Unlike my last exercise where you almost had to resort to using bottled samples, you could do this at their renowned pub as when a seasonal is “on,” it is from the barrel there just as the Märzen is every day. I rarely find myself doing this. I may drink their Märzen and finish with their Doppelbock strength Eiche in December but I’ve never gone back and forth between the two. With the other three seasonal beers, I always stick with them. I like them that much and I’m generally only there once a year for each one. While I used the bottle method with the first three exercises, I was in Bamberg prior to getting any bottles of the Eiche this year, so I compared them first from the barrel. I picked up some bottles and compared them once again once back home. It made for a more complete comparison.

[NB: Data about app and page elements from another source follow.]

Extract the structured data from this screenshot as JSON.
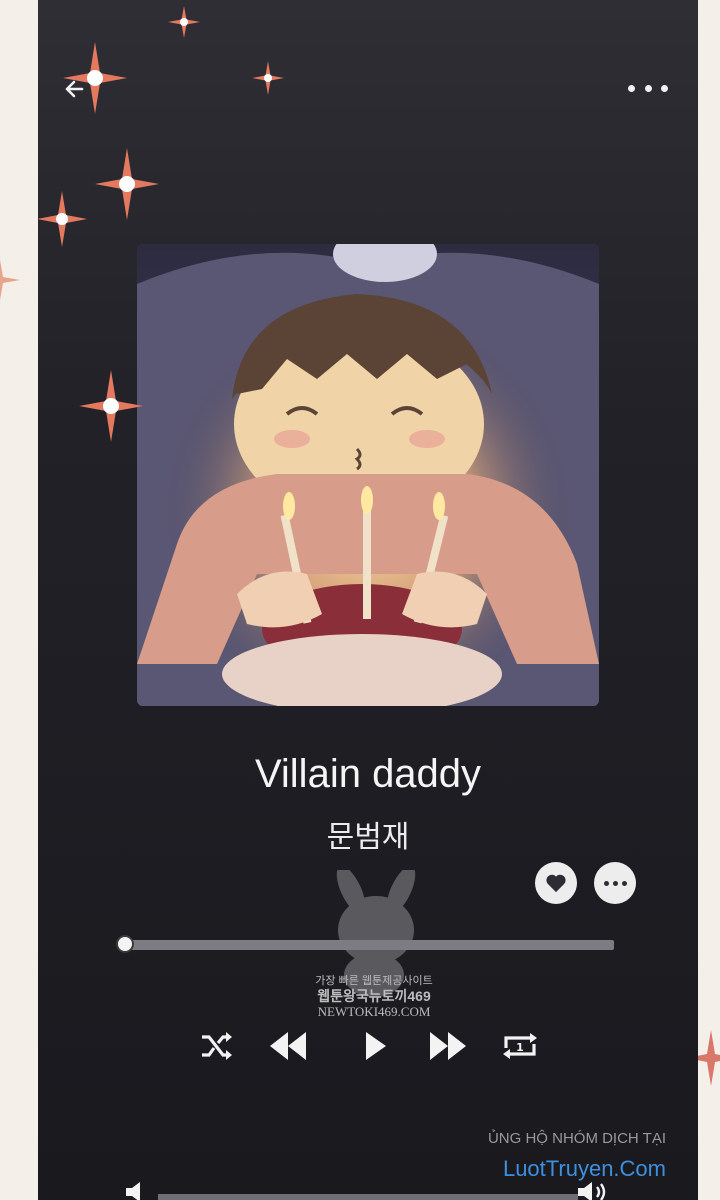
{
  "player": {
    "title": "Villain daddy",
    "artist": "문범재",
    "icons": {
      "back": "back-arrow-icon",
      "menu": "more-horizontal-icon",
      "like": "heart-icon",
      "options": "more-horizontal-icon",
      "shuffle": "shuffle-icon",
      "previous": "rewind-icon",
      "play": "play-icon",
      "next": "fast-forward-icon",
      "repeat": "repeat-one-icon",
      "volume_down": "volume-low-icon",
      "volume_up": "volume-high-icon"
    },
    "progress": 0,
    "colors": {
      "accent": "#f3f3f3",
      "background": "#1c1c21",
      "link": "#3d8fe0"
    }
  },
  "watermark": {
    "line1": "가장 빠른 웹툰제공사이트",
    "line2": "웹툰왕국뉴토끼469",
    "line3": "NEWTOKI469.COM"
  },
  "credit": {
    "line1": "ỦNG HỘ NHÓM DỊCH TẠI",
    "line2": "LuotTruyen.Com"
  }
}
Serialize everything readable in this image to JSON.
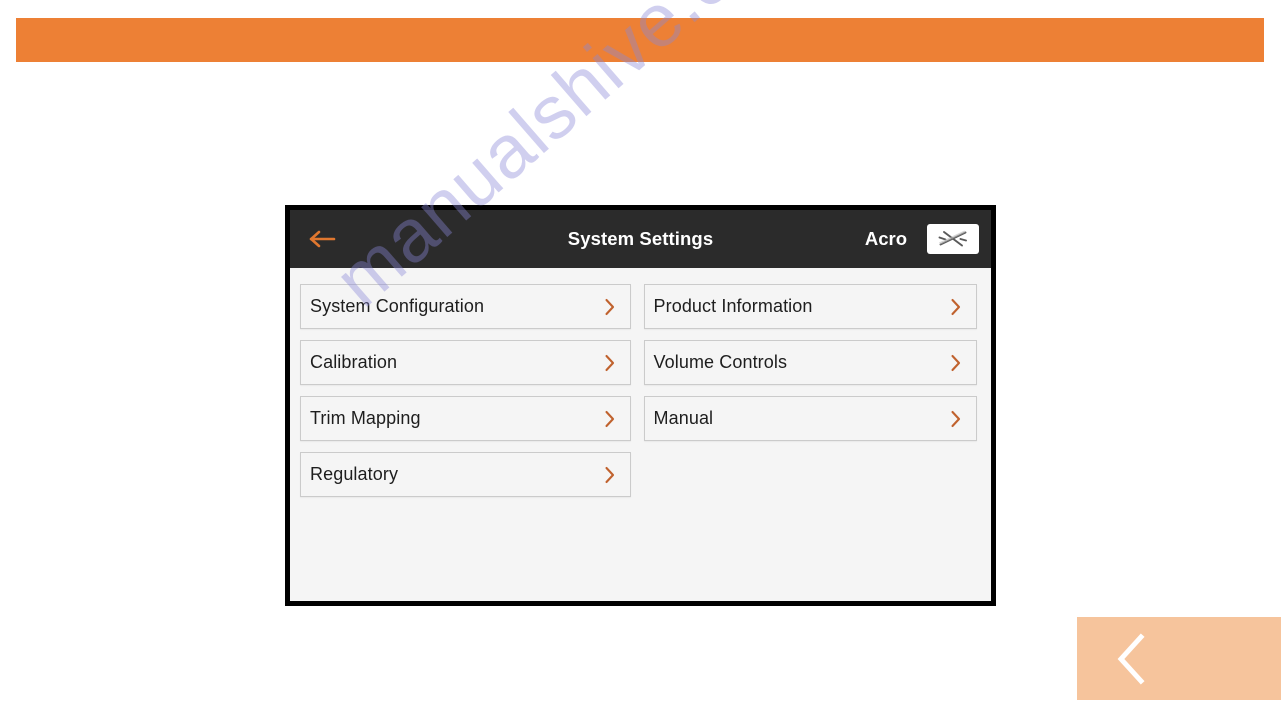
{
  "page": {
    "background_color": "#FFFFFF",
    "banner_color": "#ED8035",
    "watermark_text": "manualshive.com",
    "watermark_color": "#8A88D6"
  },
  "device": {
    "screen_background": "#F5F5F5",
    "bezel_color": "#000000",
    "title_bar": {
      "background": "#2B2B2B",
      "back_icon": "back-arrow-icon",
      "back_icon_color": "#E0772F",
      "title": "System Settings",
      "mode_label": "Acro",
      "aircraft_icon": "airplane-icon"
    },
    "menu": {
      "accent_color": "#C0622E",
      "chevron_icon": "chevron-right-icon",
      "left_column": [
        {
          "label": "System Configuration"
        },
        {
          "label": "Calibration"
        },
        {
          "label": "Trim Mapping"
        },
        {
          "label": "Regulatory"
        }
      ],
      "right_column": [
        {
          "label": "Product Information"
        },
        {
          "label": "Volume Controls"
        },
        {
          "label": "Manual"
        }
      ]
    }
  },
  "navigation": {
    "prev_page": {
      "icon": "chevron-left-icon",
      "background": "#F6C49C",
      "icon_color": "#FFFFFF"
    }
  }
}
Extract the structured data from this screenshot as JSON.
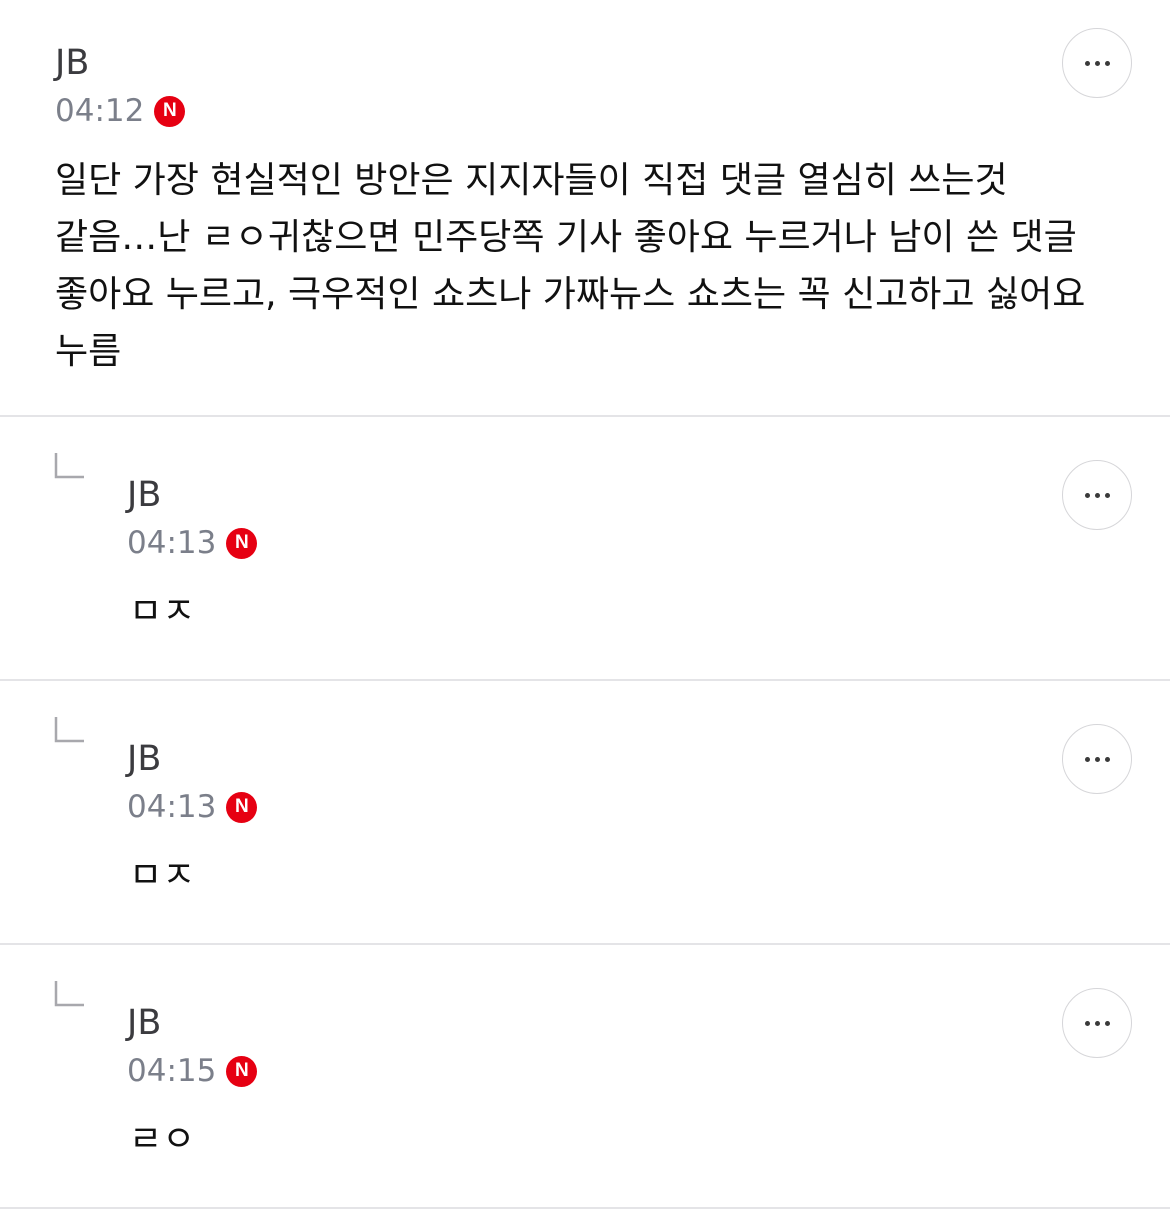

Schlenkerla Märzen vs Schlenkerla Eiche
I’ve recently compared their Fastenbier to the Märzen, Kräusen to the Märzen and Urbock to the Märzen but now I turn my attention to their Advent seasonal Eiche (8%) pitted against the flagship Märzen (5.1%).
Round 1: Both are great looking pours with the Märzen’s gorgeous deep chestnut hue and Eiche slightly lighter. The heads are both impressive and equally long lasting. Even.
Round 2: The Märzen has a smokier nose and the ham is more pronounced. The Eiche has the oak element. They are quite different: the Märzen more robust, the Eiche more complex. Even.
Round 3: The Eiche is fuller and yet softer in the bottle. The Märzen holds its own from the barrel but seems thinner in the bottle. Edge to the Eiche.
Round 4: The Märzen has a smokier palate but a good mix of smoke and hops throughout, ham is pronounced. The Eiche is more balanced and the subdued smoke allows the malt to shine. Hint of vanilla. Eiche is more complex. Edge to the Eiche.
Round 5: The finishes are both lingering but quite different. The Märzen has a drier finish. The Eiche more lingering and bittersweet. Even.
It’s not easy comparing a 5% beer and one clocking in at 8%. It’s nonetheless interesting to note the stronger smoke and ham element in both the nose and palate in the Märzen and the smoothness, oaky smoke and hint of vanilla in the Eiche. I’ve been drinking the Eiche since its inception and this is the best one yet. The Märzen is the better session beer, the Eiche the more subtle sipper. Pick your beer for its use but in this head to head, the heavyweight Eiche scores a TKO over the Märzen.
No matter your choice, it’s hard to go wrong with Schlenkerla!
Heading to Bamberg? Don’t leave home without The Pocket Guide to Bamberg’s Best Beer.